- _Problem to solve_
All of the entries below need to be repeated exactly.

*** Opening Data to use ***

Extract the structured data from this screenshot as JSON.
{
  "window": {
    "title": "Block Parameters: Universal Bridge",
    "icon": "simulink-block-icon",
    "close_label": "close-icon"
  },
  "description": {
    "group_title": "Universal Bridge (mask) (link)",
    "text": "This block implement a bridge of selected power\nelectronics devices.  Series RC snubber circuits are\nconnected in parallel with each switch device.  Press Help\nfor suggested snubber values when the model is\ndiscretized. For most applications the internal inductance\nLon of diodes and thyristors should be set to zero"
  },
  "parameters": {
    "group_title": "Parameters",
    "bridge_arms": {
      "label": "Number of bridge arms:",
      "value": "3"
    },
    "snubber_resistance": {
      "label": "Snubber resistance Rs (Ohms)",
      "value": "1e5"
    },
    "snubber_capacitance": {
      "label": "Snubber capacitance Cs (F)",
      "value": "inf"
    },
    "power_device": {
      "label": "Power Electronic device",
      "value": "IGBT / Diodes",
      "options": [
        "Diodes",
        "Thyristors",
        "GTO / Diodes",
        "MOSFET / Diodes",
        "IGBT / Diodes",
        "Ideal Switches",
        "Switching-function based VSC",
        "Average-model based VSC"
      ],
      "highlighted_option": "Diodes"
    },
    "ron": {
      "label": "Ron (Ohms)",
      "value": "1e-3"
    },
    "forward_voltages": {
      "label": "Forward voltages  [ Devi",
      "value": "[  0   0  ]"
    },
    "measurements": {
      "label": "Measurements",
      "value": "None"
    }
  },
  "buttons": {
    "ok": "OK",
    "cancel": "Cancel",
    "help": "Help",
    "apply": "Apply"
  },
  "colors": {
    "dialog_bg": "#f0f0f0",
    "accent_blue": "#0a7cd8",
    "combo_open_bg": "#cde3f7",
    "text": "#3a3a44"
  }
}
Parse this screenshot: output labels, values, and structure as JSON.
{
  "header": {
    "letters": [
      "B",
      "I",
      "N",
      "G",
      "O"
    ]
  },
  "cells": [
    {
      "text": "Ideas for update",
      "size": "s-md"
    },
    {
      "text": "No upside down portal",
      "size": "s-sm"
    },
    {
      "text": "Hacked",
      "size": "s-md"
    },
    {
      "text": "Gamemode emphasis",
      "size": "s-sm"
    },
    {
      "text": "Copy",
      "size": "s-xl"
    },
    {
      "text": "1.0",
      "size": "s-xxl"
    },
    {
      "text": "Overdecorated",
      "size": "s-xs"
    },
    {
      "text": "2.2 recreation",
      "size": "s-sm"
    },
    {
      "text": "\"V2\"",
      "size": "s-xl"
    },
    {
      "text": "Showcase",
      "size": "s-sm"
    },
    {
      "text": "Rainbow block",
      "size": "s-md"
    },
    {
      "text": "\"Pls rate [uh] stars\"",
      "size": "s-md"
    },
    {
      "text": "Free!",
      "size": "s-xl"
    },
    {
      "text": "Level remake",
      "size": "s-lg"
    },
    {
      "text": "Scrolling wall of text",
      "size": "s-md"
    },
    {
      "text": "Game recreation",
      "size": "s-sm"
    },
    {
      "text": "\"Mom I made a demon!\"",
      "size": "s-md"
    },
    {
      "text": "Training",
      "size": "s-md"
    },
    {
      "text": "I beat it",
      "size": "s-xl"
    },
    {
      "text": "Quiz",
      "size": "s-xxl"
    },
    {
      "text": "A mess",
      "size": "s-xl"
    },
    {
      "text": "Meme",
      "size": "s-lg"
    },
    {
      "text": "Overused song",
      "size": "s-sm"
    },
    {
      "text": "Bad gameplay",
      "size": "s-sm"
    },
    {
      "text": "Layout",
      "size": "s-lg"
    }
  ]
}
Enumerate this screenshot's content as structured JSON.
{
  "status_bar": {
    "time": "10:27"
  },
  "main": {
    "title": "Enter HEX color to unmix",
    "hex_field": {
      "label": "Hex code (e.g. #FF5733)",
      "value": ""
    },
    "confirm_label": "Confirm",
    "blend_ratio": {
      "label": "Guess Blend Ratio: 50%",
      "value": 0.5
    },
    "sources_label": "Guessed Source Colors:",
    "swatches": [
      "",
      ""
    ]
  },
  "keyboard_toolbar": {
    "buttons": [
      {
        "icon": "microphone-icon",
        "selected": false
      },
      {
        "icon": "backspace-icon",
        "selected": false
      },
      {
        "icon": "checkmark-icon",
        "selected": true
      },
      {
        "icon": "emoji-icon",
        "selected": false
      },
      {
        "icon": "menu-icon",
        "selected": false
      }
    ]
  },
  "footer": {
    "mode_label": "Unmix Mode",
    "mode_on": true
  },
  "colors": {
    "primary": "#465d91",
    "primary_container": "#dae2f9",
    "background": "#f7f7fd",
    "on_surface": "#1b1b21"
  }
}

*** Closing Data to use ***

- _Result of this exercise_
Extract the structured data from this screenshot as JSON.
{
  "window": {
    "title": "Block Parameters: Universal Bridge",
    "icon": "simulink-block-icon",
    "close_label": "close-icon"
  },
  "description": {
    "group_title": "Universal Bridge (mask) (link)",
    "text": "This block implement a bridge of selected power\nelectronics devices.  Series RC snubber circuits are\nconnected in parallel with each switch device.  Press Help\nfor suggested snubber values when the model is\ndiscretized. For most applications the internal inductance\nLon of diodes and thyristors should be set to zero"
  },
  "parameters": {
    "group_title": "Parameters",
    "bridge_arms": {
      "label": "Number of bridge arms:",
      "value": "3"
    },
    "snubber_resistance": {
      "label": "Snubber resistance Rs (Ohms)",
      "value": "1e5"
    },
    "snubber_capacitance": {
      "label": "Snubber capacitance Cs (F)",
      "value": "inf"
    },
    "power_device": {
      "label": "Power Electronic device",
      "value": "IGBT / Diodes",
      "options": [
        "Diodes",
        "Thyristors",
        "GTO / Diodes",
        "MOSFET / Diodes",
        "IGBT / Diodes",
        "Ideal Switches",
        "Switching-function based VSC",
        "Average-model based VSC"
      ],
      "highlighted_option": "Diodes"
    },
    "ron": {
      "label": "Ron (Ohms)",
      "value": "1e-3"
    },
    "forward_voltages": {
      "label": "Forward voltages  [ Devi",
      "value": "[  0   0  ]"
    },
    "measurements": {
      "label": "Measurements",
      "value": "None"
    }
  },
  "buttons": {
    "ok": "OK",
    "cancel": "Cancel",
    "help": "Help",
    "apply": "Apply"
  },
  "colors": {
    "dialog_bg": "#f0f0f0",
    "accent_blue": "#0a7cd8",
    "combo_open_bg": "#cde3f7",
    "text": "#3a3a44"
  }
}
Parse this screenshot: output labels, values, and structure as JSON.
{
  "header": {
    "letters": [
      "B",
      "I",
      "N",
      "G",
      "O"
    ]
  },
  "cells": [
    {
      "text": "Ideas for update",
      "size": "s-md"
    },
    {
      "text": "No upside down portal",
      "size": "s-sm"
    },
    {
      "text": "Hacked",
      "size": "s-md"
    },
    {
      "text": "Gamemode emphasis",
      "size": "s-sm"
    },
    {
      "text": "Copy",
      "size": "s-xl"
    },
    {
      "text": "1.0",
      "size": "s-xxl"
    },
    {
      "text": "Overdecorated",
      "size": "s-xs"
    },
    {
      "text": "2.2 recreation",
      "size": "s-sm"
    },
    {
      "text": "\"V2\"",
      "size": "s-xl"
    },
    {
      "text": "Showcase",
      "size": "s-sm"
    },
    {
      "text": "Rainbow block",
      "size": "s-md"
    },
    {
      "text": "\"Pls rate [uh] stars\"",
      "size": "s-md"
    },
    {
      "text": "Free!",
      "size": "s-xl"
    },
    {
      "text": "Level remake",
      "size": "s-lg"
    },
    {
      "text": "Scrolling wall of text",
      "size": "s-md"
    },
    {
      "text": "Game recreation",
      "size": "s-sm"
    },
    {
      "text": "\"Mom I made a demon!\"",
      "size": "s-md"
    },
    {
      "text": "Training",
      "size": "s-md"
    },
    {
      "text": "I beat it",
      "size": "s-xl"
    },
    {
      "text": "Quiz",
      "size": "s-xxl"
    },
    {
      "text": "A mess",
      "size": "s-xl"
    },
    {
      "text": "Meme",
      "size": "s-lg"
    },
    {
      "text": "Overused song",
      "size": "s-sm"
    },
    {
      "text": "Bad gameplay",
      "size": "s-sm"
    },
    {
      "text": "Layout",
      "size": "s-lg"
    }
  ]
}
Enumerate this screenshot's content as structured JSON.
{
  "status_bar": {
    "time": "10:27"
  },
  "main": {
    "title": "Enter HEX color to unmix",
    "hex_field": {
      "label": "Hex code (e.g. #FF5733)",
      "value": ""
    },
    "confirm_label": "Confirm",
    "blend_ratio": {
      "label": "Guess Blend Ratio: 50%",
      "value": 0.5
    },
    "sources_label": "Guessed Source Colors:",
    "swatches": [
      "",
      ""
    ]
  },
  "keyboard_toolbar": {
    "buttons": [
      {
        "icon": "microphone-icon",
        "selected": false
      },
      {
        "icon": "backspace-icon",
        "selected": false
      },
      {
        "icon": "checkmark-icon",
        "selected": true
      },
      {
        "icon": "emoji-icon",
        "selected": false
      },
      {
        "icon": "menu-icon",
        "selected": false
      }
    ]
  },
  "footer": {
    "mode_label": "Unmix Mode",
    "mode_on": true
  },
  "colors": {
    "primary": "#465d91",
    "primary_container": "#dae2f9",
    "background": "#f7f7fd",
    "on_surface": "#1b1b21"
  }
}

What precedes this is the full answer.